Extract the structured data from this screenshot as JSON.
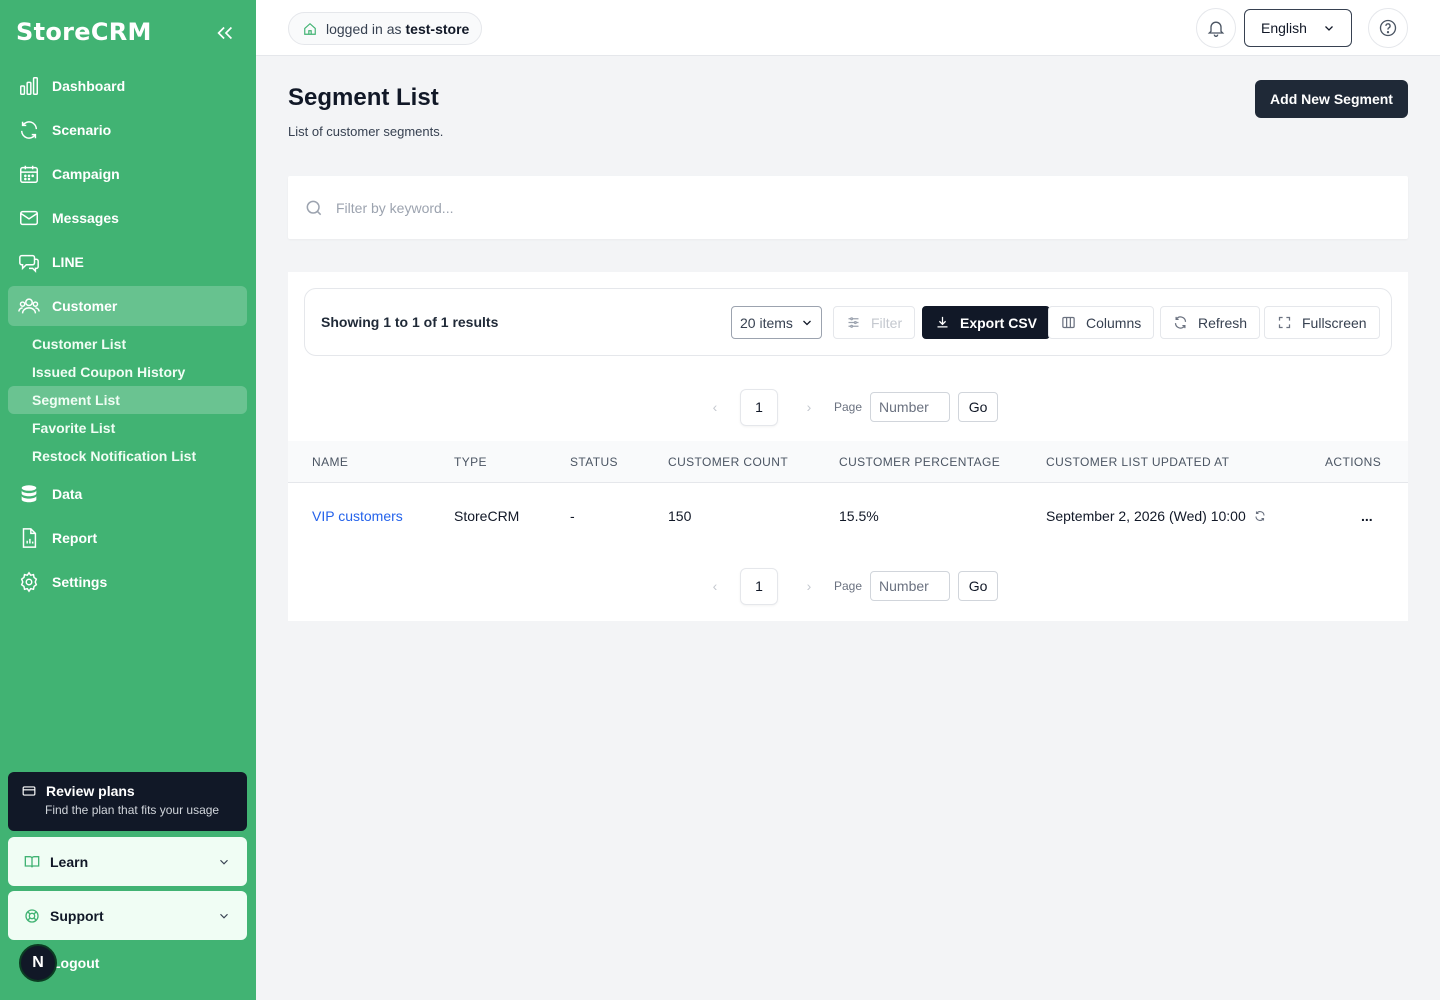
{
  "brand": "StoreCRM",
  "sidebar": {
    "nav": [
      {
        "label": "Dashboard",
        "icon": "chart-bar-icon"
      },
      {
        "label": "Scenario",
        "icon": "refresh-icon"
      },
      {
        "label": "Campaign",
        "icon": "calendar-icon"
      },
      {
        "label": "Messages",
        "icon": "mail-icon"
      },
      {
        "label": "LINE",
        "icon": "chat-icon"
      },
      {
        "label": "Customer",
        "icon": "users-icon",
        "active": true
      },
      {
        "label": "Data",
        "icon": "database-icon"
      },
      {
        "label": "Report",
        "icon": "report-icon"
      },
      {
        "label": "Settings",
        "icon": "gear-icon"
      }
    ],
    "customer_sub": [
      {
        "label": "Customer List"
      },
      {
        "label": "Issued Coupon History"
      },
      {
        "label": "Segment List",
        "active": true
      },
      {
        "label": "Favorite List"
      },
      {
        "label": "Restock Notification List"
      }
    ],
    "plan_card": {
      "title": "Review plans",
      "subtitle": "Find the plan that fits your usage"
    },
    "learn_label": "Learn",
    "support_label": "Support",
    "logout_label": "Logout",
    "avatar_initial": "N"
  },
  "topbar": {
    "logged_in_prefix": "logged in as",
    "store_name": "test-store",
    "language": "English"
  },
  "page": {
    "title": "Segment List",
    "subtitle": "List of customer segments.",
    "add_button": "Add New Segment",
    "search_placeholder": "Filter by keyword..."
  },
  "toolbar": {
    "showing": "Showing 1 to 1 of 1 results",
    "items_per_page": "20 items",
    "filter": "Filter",
    "export": "Export CSV",
    "columns": "Columns",
    "refresh": "Refresh",
    "fullscreen": "Fullscreen"
  },
  "pagination": {
    "current": "1",
    "page_label": "Page",
    "input_placeholder": "Number",
    "go": "Go"
  },
  "table": {
    "headers": [
      "NAME",
      "TYPE",
      "STATUS",
      "CUSTOMER COUNT",
      "CUSTOMER PERCENTAGE",
      "CUSTOMER LIST UPDATED AT",
      "ACTIONS"
    ],
    "rows": [
      {
        "name": "VIP customers",
        "type": "StoreCRM",
        "status": "-",
        "count": "150",
        "percentage": "15.5%",
        "updated_at": "September 2, 2026 (Wed) 10:00",
        "actions": "..."
      }
    ]
  },
  "colors": {
    "sidebar": "#41b373",
    "dark": "#111827",
    "link": "#2563eb"
  }
}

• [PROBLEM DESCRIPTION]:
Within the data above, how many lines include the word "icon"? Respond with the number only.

• [PROBLEM SOLUTION]:
9